PETALING JAYA: A vocal Catholic leader has backed the call to set up a Truth and Reconciliation Commission (TRC) to look into corruption and other issues such as race relations if Pakatan Rakyat forms the federal government.
Focusing on freedoms, Bishop Paul Tan said these, especially religious freedom, and truth sprung from the dignity of being human beings and curtailing them was an act aligned with the devil.
“It is the smothering to death the dignity of being a human being – the truth of being a genuine human being,” he told FMT.
The head of the Malacca and Johor diocese was responding to Bersih chairperson S Ambiga’s proposal to form the TRC instead of going on a witchhunt against the corrupt if the opposition bloc seized federal power

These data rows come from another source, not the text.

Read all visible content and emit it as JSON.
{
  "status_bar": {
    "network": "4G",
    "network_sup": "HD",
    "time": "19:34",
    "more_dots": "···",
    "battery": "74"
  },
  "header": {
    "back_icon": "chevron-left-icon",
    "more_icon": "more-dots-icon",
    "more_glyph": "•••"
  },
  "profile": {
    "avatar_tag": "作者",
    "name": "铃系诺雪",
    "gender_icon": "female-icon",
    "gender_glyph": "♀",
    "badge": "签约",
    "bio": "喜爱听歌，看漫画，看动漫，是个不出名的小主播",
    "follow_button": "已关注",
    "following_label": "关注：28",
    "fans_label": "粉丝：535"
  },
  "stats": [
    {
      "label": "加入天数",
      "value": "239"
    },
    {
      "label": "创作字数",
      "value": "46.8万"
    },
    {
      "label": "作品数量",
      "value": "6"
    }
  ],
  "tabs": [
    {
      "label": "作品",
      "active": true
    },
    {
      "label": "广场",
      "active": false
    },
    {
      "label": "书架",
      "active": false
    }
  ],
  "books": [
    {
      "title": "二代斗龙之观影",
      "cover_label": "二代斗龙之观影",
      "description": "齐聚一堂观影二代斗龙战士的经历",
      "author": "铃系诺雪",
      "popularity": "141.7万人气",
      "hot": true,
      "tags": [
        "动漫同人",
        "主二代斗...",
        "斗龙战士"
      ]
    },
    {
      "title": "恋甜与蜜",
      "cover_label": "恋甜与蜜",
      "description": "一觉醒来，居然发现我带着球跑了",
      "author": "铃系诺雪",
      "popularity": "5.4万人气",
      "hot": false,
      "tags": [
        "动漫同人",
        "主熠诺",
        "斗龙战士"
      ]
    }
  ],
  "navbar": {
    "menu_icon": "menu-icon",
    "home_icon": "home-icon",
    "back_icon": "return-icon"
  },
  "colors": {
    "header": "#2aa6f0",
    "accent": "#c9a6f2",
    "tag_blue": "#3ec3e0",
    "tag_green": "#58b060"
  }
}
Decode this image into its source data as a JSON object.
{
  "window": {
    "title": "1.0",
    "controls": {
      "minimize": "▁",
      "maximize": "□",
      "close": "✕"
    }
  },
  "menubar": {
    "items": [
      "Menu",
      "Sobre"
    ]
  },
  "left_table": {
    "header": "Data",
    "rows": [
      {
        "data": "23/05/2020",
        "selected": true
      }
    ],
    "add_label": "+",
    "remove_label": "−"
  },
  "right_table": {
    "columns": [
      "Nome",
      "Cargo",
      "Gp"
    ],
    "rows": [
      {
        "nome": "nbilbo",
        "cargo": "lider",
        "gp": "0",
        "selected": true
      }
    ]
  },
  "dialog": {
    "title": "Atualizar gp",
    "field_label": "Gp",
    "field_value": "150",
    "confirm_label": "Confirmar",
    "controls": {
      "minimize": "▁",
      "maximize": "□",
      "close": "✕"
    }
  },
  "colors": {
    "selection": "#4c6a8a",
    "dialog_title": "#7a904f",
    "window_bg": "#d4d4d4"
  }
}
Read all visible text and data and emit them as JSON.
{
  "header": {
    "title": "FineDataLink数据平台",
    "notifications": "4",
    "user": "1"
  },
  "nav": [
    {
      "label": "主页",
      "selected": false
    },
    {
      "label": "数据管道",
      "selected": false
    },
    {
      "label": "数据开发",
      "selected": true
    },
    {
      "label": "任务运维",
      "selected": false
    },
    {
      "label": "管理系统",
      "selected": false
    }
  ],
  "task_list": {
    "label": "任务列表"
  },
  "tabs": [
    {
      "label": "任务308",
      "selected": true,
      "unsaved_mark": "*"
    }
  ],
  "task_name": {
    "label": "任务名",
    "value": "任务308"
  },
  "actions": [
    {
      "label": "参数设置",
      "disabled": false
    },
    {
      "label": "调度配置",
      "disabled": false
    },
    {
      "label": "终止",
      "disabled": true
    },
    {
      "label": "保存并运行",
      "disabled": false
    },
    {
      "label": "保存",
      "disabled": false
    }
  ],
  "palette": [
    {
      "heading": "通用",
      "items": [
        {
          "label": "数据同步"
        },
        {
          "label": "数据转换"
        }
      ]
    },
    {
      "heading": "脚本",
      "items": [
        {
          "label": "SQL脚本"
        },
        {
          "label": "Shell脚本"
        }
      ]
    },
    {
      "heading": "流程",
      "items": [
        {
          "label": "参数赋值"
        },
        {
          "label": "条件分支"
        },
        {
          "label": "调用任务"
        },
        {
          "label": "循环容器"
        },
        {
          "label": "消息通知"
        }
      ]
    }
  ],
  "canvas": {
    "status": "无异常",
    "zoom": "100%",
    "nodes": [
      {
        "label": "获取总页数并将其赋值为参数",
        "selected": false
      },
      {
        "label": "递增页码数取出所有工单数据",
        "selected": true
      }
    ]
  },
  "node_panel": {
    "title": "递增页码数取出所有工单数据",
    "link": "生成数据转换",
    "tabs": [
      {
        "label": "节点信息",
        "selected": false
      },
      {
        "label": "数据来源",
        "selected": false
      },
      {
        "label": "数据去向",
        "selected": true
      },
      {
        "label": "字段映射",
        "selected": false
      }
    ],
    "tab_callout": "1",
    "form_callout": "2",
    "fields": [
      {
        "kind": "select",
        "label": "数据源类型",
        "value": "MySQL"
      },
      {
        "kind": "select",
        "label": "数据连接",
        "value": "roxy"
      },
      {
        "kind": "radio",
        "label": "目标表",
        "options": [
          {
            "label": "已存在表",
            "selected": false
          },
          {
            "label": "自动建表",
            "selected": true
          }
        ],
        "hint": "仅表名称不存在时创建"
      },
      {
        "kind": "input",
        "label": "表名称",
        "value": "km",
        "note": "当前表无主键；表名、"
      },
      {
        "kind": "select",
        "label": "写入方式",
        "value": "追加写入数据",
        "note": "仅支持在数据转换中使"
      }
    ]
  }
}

Arguing that it would not bode well for a nation in transition to be burdened with such court proceedings, the former Bar Council president suggested that amnesty be extended to those who came clean and cooperated to allow the commission to recover lost assets.
Ambiga also said that the TRC should look into other issues which had affected the nation during the course of Barisan Nasional’s protracted rule.
Reconciliation is necessary
Refraining from taking sides with either political bloc, Tan explained why he supported the proposal put forth by the Bersih chairperson.
“A human being is born with an intrinsic elan or a thrust for freedom to search for truth which should lead ultimately to love, concretely, acceptance of each other just as God accepts us with all our goodness and sinfulness,” he said.
“But to attain this type of intrinsic search for true freedom, one must remove all obstacles in its way, such as prejudices, biased opinions, hatred, anger, craving for money that leads to corruption, etc.
This means that reconciliation with others must be a prerequisite to attain true freedom.
“One cannot love another different [cultural, racial or religious] from oneself [acceptance of another as he or she is] without first being reconciled. Therefore, reconciliation is a necessary step to love of others,” he added.
Therefore, Tan said all, be it from BN, Pakatan or NGOs should support the TRC because it touched the basic nature of being a human being.
Without mincing his words, the bishop said the fact that the present government discriminated against those who did not profess Islam could not be denied.
He noted that the Malaysian Consultative Council of Buddhism, Christianity, Hinduism, Sikhism and Taoism (MCCBCHST) had submitted numerous memorandums to the government complaining about this discrimination.
“It is too long for me to go into the string of unhappiness brought up by MCCBCHST. But just to give a few examples: the enormous difficulty to get approval for the building of a church or temple, the lack of burial grounds for non-Muslims, the unethical methods employed to convert non-Mulims to become Muslims, etc. etc.
“Hardly anything is done to rectify this discrimination,” he said.
Over the years, there had been several contentious issues which put the government and Christian leaders at loggerheads, among them, an accusation by the Umno-owned daily Utusan Malaysia that Christians were plotting to take over the government.
The row over using the term Allah in Malay language bibles also witnessed the fire-bombing of several churches, leaving the Christians incensed.
Fearing that this could lead to an electoral backlash, Prime Minister Najib Tun Razak last July visited the Vatican, where he met Pope Benedict XVI, to embellish his secular image.
Meanwhile, Tan also posed a stinging question to religious leaders.
“Have we subtly compromised our position in order that we can get financial aid from the ruling coalition – through various political parties?” he asked.
The bishop said while his statements were not crafted to inflame any quarter, the matter however needed to be put across.
“What must be said must be said clear and loudly: enough is enough!
“No lies, no corruption, no manipulation of others, etc., because finally, truth will rear its head and justice will be done for the peace of all,” he added.
Tan explained that he did not imply that donations, even from the government, cannot be accepted but stressed that these must come without strings attached.
“Donation without condition is a blessing. Receiving monetary gifts tied directly or indirectly to political interests is insidious and unethical,” he said.
“It is not a moral stand that I take. It is to search with all of you for truth in the midst of the Malaysian political situation where religion is made used of by politicians for their end and politics is played to enhance one’s religion.
“I am sure there is room for different opinions in this loaded question. At least, we dare face,” he added.
Ambiga’s TRC proposal came in the wake of DAP strongman Lim Kit Siang’s remark that Dr Mahathir Mohamad was intensively campaigning for BN because he feared prosecution under a Pakatan government.
Denying that he had indulged in corrupt practices and abused his powers during his 22 years in office, the former premier accused his long-time political foe of wanting to see him jailed or put to death.
This drew flak from Lim, who said that he harboured no such desire but stressed that Mahathir should not block a full investigation into the numerous financial scandals during the latter’s term.
The TRC proposal was also backed by PKR vice-president Nurul Izzah Anwar, who stated that Pakatan was more interested in rescuing the nation as opposed to prosecuting Mahathir.